From Analysis Paralysis to Creative Brilliance: Why Shutting Down Your Thoughts is Crucial in Improv
Improv, short for improvisation, is more than just a form of entertainment or a hobby for comedy enthusiasts. It is an art that requires quick thinking, creativity, and the ability to let go of inhibitions. One crucial aspect of improv is the practice of shutting down your thoughts and embracing the spontaneous flow of ideas. In this article, we will explore why this skill is essential in improv and how it can lead to creative brilliance.
Analysis paralysis is a natural tendency of the human mind to overthink and become stuck in a loop of self-doubt. It occurs when we become overly critical of our ideas, worrying about their feasibility or potential outcome. In improv, this state of analysis paralysis can be detrimental to the flow of a scene. It hinders the ability to react quickly and spontaneously, which are key elements of successful improv performances.
When improvisers get trapped in their heads, they lose the connection with their scene partners and the present moment. They become more focused on trying to come up with the perfect response instead of embracing the unexpected and building on what has already been established. By shutting down these thoughts and allowing oneself to fully engage in the scene, the improviser opens the door to limitless creative possibilities.
Improv is all about trust – trust in oneself and trust in others. By shutting down the critical voice in your head, you are demonstrating trust in your own instincts and abilities. This self-trust allows you to tap into your creative brilliance, making space for new ideas and unique perspectives to emerge. It enables you to take risks, be bold, and fully commit to the moment.
When improvisers shut down their thoughts, they are also fostering a deep sense of collaboration. Improv is a team sport; it requires the ability to listen and respond, building on the contributions of others. By letting go of the need to analyze, improvisers can focus purely on listening, observing, and responding authentically. This strengthens the ensemble, creating a dynamic and supportive environment where ideas can flourish.

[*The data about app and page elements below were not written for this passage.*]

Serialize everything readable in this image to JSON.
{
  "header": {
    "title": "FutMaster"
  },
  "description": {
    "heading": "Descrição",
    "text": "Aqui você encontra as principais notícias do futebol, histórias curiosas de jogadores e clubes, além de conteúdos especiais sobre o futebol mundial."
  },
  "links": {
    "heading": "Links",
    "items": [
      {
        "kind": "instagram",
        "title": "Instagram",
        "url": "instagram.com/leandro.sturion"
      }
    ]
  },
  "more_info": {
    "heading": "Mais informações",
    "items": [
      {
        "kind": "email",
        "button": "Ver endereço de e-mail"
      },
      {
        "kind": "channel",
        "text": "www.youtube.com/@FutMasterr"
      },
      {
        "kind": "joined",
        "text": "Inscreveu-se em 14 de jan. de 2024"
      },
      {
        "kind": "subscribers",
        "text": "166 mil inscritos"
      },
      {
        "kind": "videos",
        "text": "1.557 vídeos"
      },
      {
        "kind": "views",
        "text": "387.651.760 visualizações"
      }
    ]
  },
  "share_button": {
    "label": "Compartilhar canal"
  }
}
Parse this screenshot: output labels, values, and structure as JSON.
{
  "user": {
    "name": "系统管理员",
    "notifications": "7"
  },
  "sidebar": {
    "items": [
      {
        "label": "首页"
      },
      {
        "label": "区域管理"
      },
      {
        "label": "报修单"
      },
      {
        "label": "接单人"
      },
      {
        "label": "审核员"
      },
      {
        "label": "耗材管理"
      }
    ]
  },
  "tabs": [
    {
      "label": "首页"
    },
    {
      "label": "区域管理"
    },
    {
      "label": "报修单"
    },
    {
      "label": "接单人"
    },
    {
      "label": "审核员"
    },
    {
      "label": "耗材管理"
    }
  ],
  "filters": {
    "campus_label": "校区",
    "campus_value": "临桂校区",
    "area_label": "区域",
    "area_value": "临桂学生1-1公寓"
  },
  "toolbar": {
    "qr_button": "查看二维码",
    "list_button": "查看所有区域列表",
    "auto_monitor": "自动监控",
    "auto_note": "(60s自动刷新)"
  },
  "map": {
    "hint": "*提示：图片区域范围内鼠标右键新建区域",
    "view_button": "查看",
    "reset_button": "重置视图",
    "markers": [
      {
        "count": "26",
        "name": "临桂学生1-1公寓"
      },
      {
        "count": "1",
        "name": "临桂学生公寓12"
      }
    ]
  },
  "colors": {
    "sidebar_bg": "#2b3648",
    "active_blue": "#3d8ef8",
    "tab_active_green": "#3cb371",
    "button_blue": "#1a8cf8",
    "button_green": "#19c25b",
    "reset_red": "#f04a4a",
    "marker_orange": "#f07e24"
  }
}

Shutting down your thoughts in improv does not mean turning off your brain completely. It is about quieting the internal critic and allowing yourself to be fully present in the moment. It is an active practice of being aware and responsive to the cues and choices presented during a scene. By doing so, improvisers become more responsive, adaptable, and connected with both their scene partners and the audience.
In conclusion, shutting down your thoughts is crucial in improv because it helps you break free from analysis paralysis and embrace the spontaneous flow of ideas. It allows you to trust yourself, tap into your creative brilliance, and contribute fully to the collaborative nature of improv. So, the next time you find yourself overthinking, remember that shutting down your thoughts might just be the key to unlocking your true improvisational potential.